Last Friday, I took to the streets in 80-degree weather to meet my goal of finally doing a long run. Of course, I've been doing a lot of 13.1's, but it had been quite a while since I actually ran any sort of real distance outside of racing.
And by "quite a while," I mean November (and by "long run," I mean anything above six miles... "long" to me these days).
Things have kind of fallen apart for me since then. I had a very disappointing marathon, moved, got engaged, and then have kind of struggled to stay engaged in my day job. By the time I'd get home, I'd be lucky to get 3-4 miles in a few times a week, and by the time the weekend rolled around, I had a race packet to pick up and race to run.
So my eight-mile run through my new neighborhood was definitely an accomplishment.
My true goal in this run wasn't just to get in mileage. At this point, less than a month before the LA Marathon, I knew my window for mileage had closed. If I've learned anything from my years of running these, it's that it's better for me to undertrain than to injure myself, which has pretty much happened each time I've given any serious dedication to training.
So far this year, I feel like I've gotten away with murder. My top half-marathon times are listed below:
1) Surf City 2010 - 1:54:12
2) Surf City 2012 - 1:55:56 **
3) Carlsbad 2012 - 1:56:53 **
4) Camarillo 2010 - 1:56:54
5) Laguna Hills 2008 - 1:57:05
6) Pasadena Half 2012 - 1:57:13 **
23) Long Beach 2006 - 2:19:13

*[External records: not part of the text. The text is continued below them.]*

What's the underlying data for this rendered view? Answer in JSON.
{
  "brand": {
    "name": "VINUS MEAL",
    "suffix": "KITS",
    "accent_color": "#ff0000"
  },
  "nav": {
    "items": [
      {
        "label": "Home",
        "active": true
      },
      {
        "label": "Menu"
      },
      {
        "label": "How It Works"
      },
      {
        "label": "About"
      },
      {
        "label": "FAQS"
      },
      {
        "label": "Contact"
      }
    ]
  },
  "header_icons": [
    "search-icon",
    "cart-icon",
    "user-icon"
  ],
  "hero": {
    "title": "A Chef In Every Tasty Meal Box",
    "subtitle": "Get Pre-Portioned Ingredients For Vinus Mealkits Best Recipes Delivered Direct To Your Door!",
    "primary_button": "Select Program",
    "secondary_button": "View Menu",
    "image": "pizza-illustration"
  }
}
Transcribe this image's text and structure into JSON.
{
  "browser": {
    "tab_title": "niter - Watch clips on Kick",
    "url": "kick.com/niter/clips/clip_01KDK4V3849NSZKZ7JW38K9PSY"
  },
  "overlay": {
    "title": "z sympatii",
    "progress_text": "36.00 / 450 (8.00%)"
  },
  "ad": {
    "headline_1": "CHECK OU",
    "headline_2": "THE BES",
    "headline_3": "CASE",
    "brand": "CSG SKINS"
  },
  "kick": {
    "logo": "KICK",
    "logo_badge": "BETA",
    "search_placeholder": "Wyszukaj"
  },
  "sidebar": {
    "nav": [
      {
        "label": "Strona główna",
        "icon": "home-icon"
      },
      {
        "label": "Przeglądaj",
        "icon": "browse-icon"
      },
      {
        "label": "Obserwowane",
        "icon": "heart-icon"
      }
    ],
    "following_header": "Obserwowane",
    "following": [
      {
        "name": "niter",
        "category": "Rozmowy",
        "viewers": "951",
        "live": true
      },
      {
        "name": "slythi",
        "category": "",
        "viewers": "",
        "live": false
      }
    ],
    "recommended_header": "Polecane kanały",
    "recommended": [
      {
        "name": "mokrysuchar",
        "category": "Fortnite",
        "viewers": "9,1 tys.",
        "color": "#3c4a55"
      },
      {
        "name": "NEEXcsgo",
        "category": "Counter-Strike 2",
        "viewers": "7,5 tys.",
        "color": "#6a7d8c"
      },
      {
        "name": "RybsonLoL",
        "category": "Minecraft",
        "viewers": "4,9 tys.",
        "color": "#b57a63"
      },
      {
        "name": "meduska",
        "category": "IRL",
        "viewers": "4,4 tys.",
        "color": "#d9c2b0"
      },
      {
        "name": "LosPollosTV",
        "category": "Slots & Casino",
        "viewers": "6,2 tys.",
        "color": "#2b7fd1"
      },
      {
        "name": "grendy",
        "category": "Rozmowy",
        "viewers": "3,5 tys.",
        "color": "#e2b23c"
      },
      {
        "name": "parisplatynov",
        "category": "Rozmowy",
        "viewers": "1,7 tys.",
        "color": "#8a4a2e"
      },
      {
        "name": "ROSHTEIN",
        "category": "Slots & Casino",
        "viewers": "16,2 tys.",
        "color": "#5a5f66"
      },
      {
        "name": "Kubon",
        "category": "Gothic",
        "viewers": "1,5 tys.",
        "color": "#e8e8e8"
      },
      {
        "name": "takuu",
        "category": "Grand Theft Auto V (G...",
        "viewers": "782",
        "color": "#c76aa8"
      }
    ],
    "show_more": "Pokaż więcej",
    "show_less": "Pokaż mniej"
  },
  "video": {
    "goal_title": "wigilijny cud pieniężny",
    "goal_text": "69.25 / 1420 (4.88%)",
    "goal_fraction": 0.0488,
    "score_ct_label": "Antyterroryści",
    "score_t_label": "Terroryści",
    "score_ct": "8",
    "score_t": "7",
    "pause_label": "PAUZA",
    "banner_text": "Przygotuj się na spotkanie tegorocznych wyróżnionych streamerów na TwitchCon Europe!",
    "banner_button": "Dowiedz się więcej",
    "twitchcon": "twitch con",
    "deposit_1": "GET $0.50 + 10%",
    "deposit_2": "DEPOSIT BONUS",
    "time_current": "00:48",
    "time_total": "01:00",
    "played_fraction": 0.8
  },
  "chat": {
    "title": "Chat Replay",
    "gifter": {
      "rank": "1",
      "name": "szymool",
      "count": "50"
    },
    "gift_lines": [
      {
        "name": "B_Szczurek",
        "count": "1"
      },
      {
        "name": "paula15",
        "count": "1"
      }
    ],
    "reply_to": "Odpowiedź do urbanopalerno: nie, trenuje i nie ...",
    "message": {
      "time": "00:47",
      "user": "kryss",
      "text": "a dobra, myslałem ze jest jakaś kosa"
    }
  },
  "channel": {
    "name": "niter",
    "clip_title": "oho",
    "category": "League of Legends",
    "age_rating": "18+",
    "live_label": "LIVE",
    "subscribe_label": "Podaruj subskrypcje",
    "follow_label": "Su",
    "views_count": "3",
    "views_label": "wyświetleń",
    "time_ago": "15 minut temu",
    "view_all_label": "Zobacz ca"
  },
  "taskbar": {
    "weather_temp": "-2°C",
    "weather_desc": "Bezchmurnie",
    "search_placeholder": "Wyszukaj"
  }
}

The asterisks (**) are races I've done in the first two months of this year. From the looks of it, although my mileage per week has hovered at around 10-15, I've been eating my Wheaties.... or something. Thinking back to my races, it's not that I was busting my guts any more than in the past... it's always painful and sometimes nauseating.
I credit Honey Stinger chews, Jillian Michaels, and Core Fusion/Bar Method for keeping me reasonably fit without going to the gym or running much. Also, keeping my weight down (my "equlibrium" goal) has probably helped; even if I haven't been largely successful numbers-wise, my eating has definitely made an improvement, and perhaps that has kept me decently strong.
But on to the marathon.
The trite "respect the distance" phrase haunts me. From doing these half-marathons, I KNOW that the marathon is a feat. Heck, from doing ten marathons, I KNOW I start cursing myself when my hips start hurting at Mile 18. Given that I don't really want this to be my last marathon, I need to be strategic about it.
My Garmin is now programmed to beep after eight minutes of running a one minute of resting/walking. It was recommended during my physical therapy consultation that I try to "save" my legs by doing a run/walk method so that I don't cramp up like I always do. So I used this strategy on the aforementioned eight-mile run. What did I learn?
- It seems like I mostly get my rest period during parts of the run that I felt were easy (downhills, shade, etc.)... why????!
- At first, the eight minutes seemed like an eternity and the one minute went by too quickly, but as the run went on, I was saying, "Already?!" when the breaks came.
- My overall pace for that run was 9:25/mi, which is very likely faster than what I would have done just running all the way through.
- Even though I didn't feel I was pushing hard, my pace when actually running was pretty close to my race pace.
Given my positive experience with this trial run, I am going to try to strictly stick with this strategy for the marathon. While I know that using this for eight miles versus a marathon means there will be hitches, I'm undertrained, and after my past disappointments am totally willing to try something *new* this time. Perhaps no injuries coming into the race + saving my legs during the race will be more helpful than 18 weeks that have been unfruitful in the past.
I will try to get in a couple more trial runs before the race. I'm hoping my motivation to do so is still there, because I know that ultimately, the final factor will be my right calf.